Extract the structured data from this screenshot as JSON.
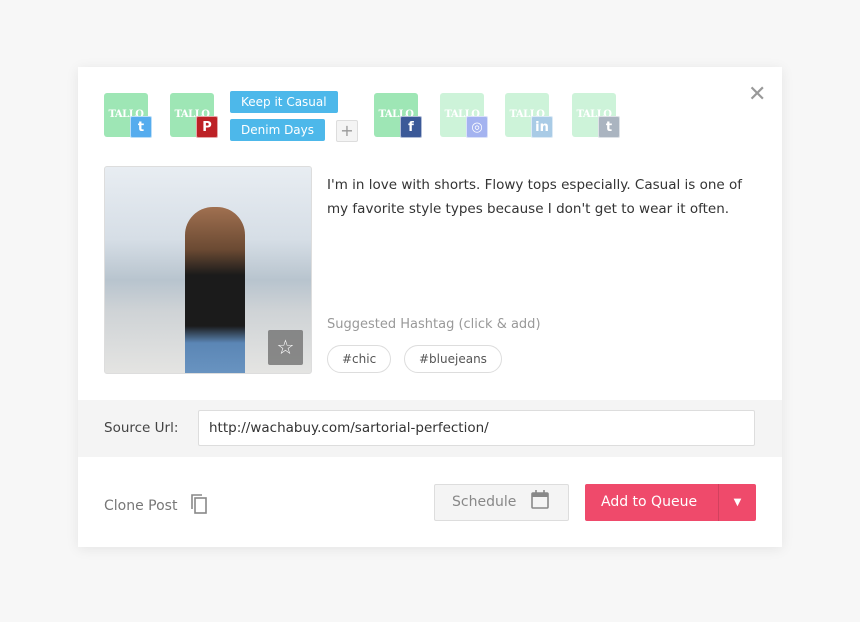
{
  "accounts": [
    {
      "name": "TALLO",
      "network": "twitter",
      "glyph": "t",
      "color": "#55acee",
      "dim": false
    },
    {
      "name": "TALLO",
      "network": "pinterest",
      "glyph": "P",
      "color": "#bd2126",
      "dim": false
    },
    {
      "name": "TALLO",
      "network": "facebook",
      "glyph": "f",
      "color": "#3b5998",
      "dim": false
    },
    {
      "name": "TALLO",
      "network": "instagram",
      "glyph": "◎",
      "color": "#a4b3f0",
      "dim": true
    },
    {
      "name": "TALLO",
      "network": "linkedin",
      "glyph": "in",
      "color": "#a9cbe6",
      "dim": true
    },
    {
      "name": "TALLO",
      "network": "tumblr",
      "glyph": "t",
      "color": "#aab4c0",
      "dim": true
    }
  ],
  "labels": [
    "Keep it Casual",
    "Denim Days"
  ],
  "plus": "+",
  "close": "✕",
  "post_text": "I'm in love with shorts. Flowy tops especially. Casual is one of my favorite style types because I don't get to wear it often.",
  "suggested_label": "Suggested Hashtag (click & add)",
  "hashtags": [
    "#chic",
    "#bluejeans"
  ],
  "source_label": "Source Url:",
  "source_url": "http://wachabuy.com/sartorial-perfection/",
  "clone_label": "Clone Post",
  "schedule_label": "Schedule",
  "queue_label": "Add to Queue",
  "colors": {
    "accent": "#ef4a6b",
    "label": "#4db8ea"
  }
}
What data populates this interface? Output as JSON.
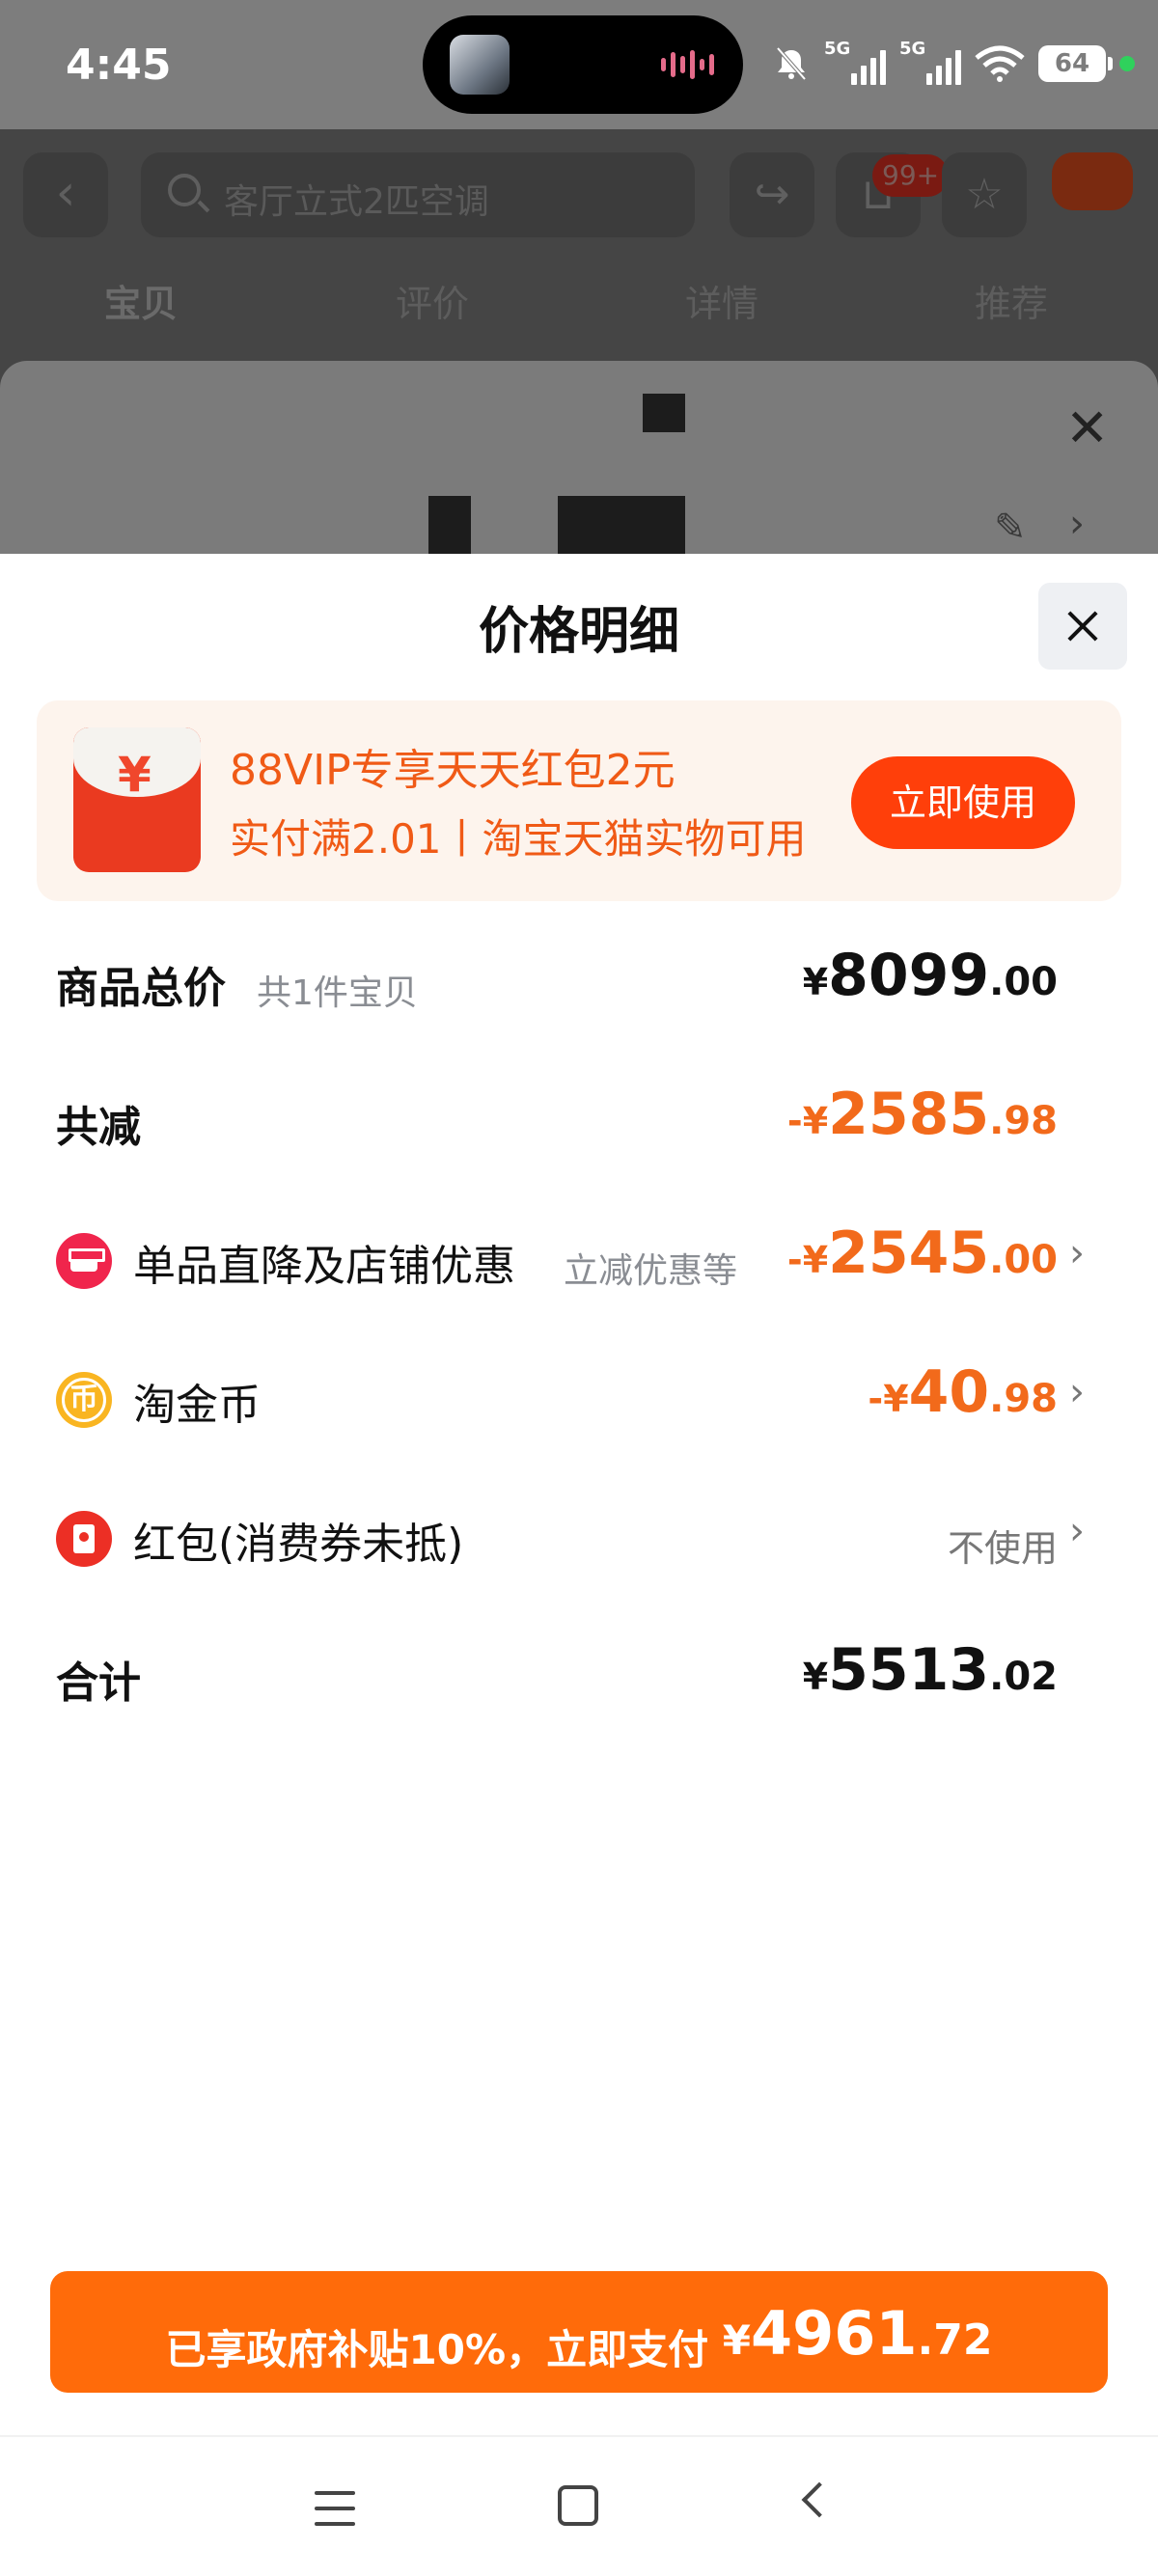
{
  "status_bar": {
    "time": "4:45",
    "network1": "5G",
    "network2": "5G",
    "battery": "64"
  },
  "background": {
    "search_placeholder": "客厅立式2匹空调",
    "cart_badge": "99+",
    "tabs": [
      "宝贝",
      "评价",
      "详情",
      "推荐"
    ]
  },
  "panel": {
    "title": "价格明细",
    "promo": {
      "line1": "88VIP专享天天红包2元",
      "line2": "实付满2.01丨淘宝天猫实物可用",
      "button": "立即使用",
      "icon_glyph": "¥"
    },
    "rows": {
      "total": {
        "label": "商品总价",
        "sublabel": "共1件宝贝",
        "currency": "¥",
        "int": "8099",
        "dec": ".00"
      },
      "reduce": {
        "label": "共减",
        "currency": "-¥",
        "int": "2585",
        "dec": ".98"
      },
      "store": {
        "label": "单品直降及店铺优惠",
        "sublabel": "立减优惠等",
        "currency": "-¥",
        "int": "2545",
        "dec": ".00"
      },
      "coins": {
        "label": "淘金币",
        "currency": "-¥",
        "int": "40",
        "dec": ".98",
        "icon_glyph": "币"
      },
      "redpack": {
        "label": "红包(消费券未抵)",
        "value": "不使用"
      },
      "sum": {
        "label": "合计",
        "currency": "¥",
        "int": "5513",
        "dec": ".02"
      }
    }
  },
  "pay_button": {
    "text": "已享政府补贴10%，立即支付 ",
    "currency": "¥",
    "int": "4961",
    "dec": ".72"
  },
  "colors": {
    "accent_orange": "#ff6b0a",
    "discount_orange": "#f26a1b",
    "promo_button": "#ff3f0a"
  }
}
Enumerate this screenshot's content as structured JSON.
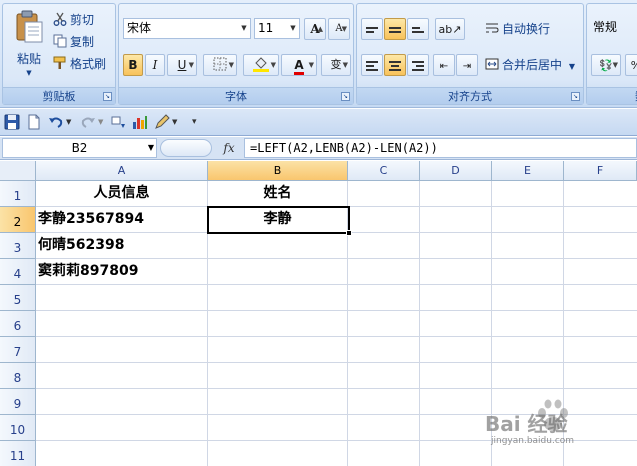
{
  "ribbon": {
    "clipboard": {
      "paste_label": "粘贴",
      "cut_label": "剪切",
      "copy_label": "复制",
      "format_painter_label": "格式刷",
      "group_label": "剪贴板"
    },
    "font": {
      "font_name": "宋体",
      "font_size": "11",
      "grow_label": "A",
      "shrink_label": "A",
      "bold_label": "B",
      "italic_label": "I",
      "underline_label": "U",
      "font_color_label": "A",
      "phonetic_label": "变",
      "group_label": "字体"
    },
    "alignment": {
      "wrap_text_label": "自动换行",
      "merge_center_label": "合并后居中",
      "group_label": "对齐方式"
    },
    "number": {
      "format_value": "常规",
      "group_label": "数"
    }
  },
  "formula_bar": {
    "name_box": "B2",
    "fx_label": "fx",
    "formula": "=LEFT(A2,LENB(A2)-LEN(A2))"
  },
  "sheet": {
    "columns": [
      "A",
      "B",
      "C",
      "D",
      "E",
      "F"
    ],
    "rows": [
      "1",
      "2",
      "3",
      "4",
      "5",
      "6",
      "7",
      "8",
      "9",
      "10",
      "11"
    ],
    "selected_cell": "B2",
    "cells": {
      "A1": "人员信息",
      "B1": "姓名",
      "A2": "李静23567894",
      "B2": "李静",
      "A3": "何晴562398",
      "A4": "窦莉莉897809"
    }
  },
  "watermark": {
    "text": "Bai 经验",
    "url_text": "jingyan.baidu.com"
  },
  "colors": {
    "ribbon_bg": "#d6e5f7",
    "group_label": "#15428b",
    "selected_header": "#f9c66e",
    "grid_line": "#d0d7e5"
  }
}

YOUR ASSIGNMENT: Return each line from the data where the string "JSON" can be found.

EXERCISE RESPONSE:
Extract the structured data from this screenshot as JSON.
What data populates this interface? Output as JSON.
Enumerate this screenshot's content as structured JSON.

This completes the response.